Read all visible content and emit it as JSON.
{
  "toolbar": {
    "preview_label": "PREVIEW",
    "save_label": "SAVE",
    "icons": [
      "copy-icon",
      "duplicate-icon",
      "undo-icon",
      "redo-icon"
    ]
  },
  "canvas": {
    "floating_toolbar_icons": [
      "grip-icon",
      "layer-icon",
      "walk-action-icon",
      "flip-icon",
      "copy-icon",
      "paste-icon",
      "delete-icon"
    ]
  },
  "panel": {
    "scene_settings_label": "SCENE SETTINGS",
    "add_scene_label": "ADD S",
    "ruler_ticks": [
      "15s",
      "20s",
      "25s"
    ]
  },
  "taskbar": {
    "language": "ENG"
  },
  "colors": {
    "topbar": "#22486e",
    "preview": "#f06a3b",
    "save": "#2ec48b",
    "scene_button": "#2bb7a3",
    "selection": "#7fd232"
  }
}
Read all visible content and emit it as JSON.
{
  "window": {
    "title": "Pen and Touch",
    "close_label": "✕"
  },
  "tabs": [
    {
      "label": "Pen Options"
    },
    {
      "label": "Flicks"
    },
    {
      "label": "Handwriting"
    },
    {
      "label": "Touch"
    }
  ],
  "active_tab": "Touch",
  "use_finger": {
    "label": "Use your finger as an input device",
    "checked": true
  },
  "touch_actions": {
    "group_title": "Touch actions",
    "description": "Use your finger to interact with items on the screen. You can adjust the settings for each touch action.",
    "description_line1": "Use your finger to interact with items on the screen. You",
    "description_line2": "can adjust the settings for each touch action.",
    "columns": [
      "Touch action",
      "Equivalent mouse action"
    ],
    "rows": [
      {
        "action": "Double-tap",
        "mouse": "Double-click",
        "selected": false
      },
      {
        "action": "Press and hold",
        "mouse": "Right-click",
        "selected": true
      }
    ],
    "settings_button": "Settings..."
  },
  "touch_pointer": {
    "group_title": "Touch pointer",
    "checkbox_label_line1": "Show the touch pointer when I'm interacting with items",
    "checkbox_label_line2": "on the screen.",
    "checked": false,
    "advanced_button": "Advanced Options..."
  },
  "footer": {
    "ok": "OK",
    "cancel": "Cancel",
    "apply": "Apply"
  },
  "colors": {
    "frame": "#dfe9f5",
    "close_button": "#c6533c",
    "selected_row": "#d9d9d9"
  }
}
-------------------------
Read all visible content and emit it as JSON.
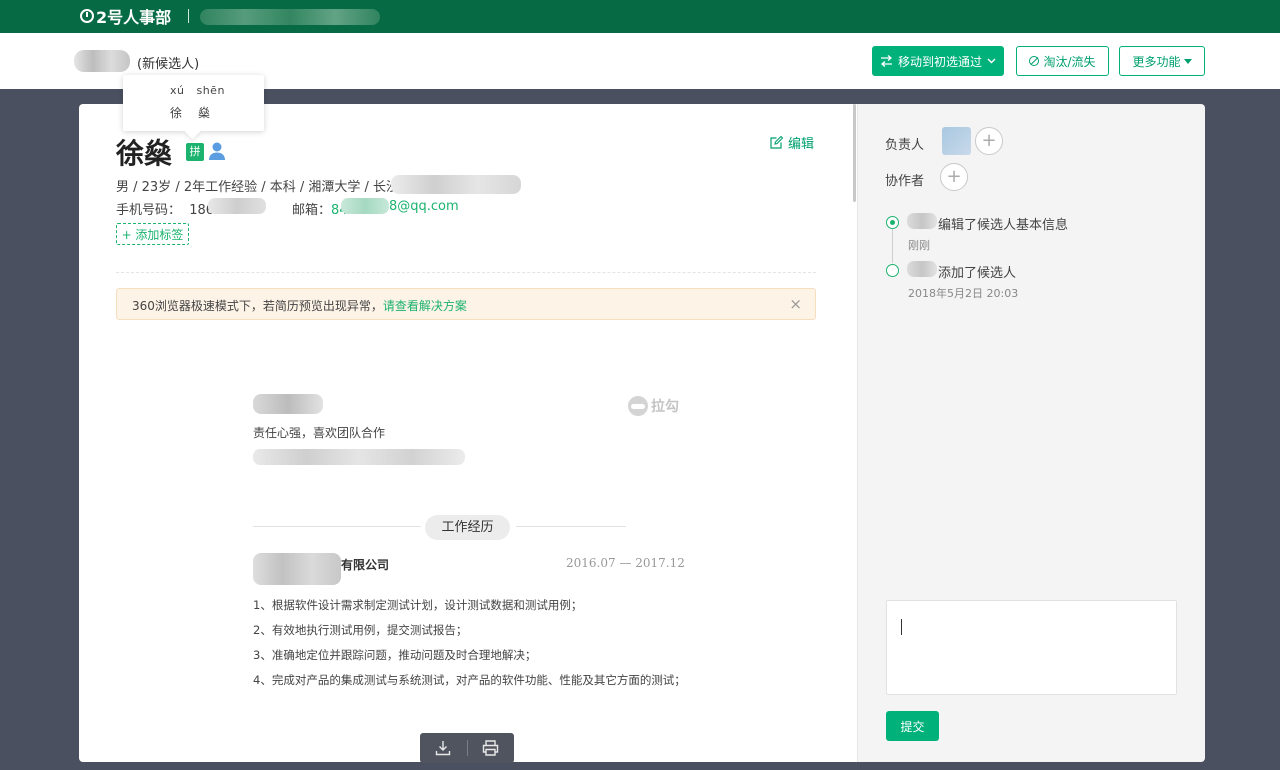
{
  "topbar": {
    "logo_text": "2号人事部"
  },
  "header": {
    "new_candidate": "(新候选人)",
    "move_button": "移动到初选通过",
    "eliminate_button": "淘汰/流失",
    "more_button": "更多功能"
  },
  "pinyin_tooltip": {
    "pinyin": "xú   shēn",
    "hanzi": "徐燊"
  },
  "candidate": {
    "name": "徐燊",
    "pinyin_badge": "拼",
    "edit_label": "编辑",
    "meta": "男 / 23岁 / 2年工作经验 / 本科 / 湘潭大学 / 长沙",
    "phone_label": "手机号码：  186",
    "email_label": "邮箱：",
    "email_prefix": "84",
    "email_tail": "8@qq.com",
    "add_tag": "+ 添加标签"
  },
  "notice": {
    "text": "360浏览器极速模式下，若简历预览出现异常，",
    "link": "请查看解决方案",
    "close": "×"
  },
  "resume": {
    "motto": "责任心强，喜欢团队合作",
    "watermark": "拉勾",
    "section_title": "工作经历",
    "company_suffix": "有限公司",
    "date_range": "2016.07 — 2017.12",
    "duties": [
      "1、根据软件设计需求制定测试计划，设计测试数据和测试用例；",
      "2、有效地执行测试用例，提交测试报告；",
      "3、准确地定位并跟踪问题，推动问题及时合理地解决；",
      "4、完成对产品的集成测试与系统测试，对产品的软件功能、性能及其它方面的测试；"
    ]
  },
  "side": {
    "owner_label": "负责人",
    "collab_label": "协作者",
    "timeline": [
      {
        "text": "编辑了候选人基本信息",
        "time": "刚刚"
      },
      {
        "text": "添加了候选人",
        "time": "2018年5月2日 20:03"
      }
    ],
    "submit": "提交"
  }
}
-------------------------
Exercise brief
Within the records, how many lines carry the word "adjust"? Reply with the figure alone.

Response box
2